--- Working data Enclosed Below ---
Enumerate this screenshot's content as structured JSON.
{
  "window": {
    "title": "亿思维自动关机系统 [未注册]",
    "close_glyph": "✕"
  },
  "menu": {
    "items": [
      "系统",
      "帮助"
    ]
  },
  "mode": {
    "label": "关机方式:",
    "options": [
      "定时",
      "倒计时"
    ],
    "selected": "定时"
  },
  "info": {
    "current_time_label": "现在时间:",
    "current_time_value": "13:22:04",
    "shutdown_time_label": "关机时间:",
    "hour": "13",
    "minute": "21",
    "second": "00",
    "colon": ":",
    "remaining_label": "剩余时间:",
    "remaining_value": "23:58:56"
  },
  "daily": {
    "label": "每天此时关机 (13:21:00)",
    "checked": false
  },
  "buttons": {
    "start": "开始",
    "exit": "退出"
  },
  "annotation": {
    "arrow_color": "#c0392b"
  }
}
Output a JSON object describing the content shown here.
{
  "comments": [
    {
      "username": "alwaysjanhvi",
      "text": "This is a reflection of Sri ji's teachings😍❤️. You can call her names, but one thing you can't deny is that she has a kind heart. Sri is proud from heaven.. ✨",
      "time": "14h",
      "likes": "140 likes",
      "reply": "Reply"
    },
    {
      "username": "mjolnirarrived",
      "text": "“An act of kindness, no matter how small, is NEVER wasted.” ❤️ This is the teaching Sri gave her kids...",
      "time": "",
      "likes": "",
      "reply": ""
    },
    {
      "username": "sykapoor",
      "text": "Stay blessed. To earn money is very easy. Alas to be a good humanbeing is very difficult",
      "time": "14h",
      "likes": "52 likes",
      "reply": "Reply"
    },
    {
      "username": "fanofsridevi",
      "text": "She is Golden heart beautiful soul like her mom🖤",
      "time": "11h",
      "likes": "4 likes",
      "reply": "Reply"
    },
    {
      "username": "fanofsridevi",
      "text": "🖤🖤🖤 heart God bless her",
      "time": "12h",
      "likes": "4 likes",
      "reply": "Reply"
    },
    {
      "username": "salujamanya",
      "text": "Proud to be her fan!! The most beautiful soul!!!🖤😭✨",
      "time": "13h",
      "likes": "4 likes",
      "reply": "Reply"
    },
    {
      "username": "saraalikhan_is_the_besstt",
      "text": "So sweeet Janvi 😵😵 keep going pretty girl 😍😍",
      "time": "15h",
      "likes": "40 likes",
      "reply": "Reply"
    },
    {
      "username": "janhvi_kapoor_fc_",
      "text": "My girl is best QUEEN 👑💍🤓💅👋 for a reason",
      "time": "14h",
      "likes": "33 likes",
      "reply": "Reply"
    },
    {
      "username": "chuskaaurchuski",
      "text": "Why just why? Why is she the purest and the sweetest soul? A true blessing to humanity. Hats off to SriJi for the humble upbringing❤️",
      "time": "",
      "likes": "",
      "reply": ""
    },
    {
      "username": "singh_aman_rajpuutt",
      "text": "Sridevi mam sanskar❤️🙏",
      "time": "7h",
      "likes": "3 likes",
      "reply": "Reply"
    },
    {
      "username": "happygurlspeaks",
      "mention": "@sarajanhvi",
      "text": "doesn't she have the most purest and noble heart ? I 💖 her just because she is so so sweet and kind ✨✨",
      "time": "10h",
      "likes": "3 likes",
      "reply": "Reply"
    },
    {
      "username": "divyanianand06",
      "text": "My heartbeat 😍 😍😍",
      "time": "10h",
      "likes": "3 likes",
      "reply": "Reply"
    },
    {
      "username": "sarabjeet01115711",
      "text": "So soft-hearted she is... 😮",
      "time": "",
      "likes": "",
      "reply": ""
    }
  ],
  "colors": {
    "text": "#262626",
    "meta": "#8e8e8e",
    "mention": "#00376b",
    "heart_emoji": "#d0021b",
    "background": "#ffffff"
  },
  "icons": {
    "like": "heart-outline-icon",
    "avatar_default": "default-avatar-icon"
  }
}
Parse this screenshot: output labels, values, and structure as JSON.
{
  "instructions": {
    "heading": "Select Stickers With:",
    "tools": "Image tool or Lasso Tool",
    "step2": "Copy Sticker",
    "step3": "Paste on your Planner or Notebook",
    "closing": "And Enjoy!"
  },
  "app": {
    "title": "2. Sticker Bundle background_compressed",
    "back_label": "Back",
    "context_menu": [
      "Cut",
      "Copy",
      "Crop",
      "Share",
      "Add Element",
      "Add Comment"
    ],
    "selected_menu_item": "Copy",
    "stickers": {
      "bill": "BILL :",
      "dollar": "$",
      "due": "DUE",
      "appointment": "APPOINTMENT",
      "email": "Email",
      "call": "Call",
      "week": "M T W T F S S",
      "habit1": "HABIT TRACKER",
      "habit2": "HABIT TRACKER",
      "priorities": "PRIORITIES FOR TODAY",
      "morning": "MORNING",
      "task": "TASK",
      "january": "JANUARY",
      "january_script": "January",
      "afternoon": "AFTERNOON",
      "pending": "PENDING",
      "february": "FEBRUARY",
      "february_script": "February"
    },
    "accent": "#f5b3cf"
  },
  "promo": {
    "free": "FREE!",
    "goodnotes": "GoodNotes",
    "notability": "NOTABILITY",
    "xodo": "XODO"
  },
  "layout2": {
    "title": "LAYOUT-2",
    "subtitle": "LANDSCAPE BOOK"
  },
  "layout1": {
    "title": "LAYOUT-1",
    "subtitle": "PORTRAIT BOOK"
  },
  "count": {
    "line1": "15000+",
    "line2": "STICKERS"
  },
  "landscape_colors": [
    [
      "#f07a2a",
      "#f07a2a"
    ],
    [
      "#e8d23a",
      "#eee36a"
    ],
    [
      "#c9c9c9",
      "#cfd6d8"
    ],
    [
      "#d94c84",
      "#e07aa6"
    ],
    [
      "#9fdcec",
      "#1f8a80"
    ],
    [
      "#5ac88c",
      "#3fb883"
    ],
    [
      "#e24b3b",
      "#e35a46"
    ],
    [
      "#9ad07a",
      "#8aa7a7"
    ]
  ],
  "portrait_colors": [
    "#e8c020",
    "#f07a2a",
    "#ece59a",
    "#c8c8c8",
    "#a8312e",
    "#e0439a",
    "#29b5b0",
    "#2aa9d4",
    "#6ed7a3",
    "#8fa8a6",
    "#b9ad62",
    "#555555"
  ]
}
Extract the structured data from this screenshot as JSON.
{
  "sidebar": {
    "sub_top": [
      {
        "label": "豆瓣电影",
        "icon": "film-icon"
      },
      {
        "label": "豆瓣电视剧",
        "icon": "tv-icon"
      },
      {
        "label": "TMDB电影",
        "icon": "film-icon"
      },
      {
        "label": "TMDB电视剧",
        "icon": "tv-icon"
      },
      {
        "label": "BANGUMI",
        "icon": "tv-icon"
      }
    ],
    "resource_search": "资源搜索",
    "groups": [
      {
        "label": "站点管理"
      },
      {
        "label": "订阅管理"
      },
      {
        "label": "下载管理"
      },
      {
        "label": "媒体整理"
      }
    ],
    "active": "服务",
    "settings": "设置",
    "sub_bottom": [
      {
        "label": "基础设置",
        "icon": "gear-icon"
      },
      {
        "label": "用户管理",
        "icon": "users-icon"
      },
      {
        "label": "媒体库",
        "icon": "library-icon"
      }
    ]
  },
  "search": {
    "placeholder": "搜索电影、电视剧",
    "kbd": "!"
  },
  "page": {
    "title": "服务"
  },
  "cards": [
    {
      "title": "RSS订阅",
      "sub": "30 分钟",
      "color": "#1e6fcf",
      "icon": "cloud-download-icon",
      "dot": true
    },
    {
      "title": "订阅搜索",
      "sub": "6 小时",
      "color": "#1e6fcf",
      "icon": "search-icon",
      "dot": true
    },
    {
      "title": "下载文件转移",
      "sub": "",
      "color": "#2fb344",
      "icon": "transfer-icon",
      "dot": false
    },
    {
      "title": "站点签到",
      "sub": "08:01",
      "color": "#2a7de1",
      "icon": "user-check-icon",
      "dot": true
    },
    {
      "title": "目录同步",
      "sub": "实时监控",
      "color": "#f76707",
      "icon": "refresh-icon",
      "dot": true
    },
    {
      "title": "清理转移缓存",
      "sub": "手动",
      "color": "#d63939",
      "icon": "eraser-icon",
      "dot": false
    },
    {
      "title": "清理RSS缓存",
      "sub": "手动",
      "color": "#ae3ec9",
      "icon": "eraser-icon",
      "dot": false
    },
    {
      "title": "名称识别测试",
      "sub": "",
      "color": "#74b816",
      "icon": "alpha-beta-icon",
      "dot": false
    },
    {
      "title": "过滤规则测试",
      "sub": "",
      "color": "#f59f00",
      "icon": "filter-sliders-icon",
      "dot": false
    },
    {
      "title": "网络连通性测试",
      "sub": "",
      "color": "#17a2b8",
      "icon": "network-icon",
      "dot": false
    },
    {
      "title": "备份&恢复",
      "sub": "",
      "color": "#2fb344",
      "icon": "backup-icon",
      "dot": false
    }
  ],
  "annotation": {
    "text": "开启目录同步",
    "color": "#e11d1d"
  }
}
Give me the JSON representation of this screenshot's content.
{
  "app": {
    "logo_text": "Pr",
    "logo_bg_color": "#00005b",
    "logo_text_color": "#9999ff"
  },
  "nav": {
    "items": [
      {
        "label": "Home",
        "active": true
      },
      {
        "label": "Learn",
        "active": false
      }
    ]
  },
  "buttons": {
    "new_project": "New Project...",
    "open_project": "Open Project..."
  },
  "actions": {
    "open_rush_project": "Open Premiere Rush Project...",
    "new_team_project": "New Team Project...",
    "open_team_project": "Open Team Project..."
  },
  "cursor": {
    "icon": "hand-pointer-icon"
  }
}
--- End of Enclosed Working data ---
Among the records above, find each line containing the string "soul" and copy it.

→ **Answer section**:
      "text": "She is Golden heart beautiful soul like her mom🖤",
      "text": "Proud to be her fan!! The most beautiful soul!!!🖤😭✨",
      "text": "Why just why? Why is she the purest and the sweetest soul? A true blessing to humanity. Hats off to SriJi for the humble upbringing❤️",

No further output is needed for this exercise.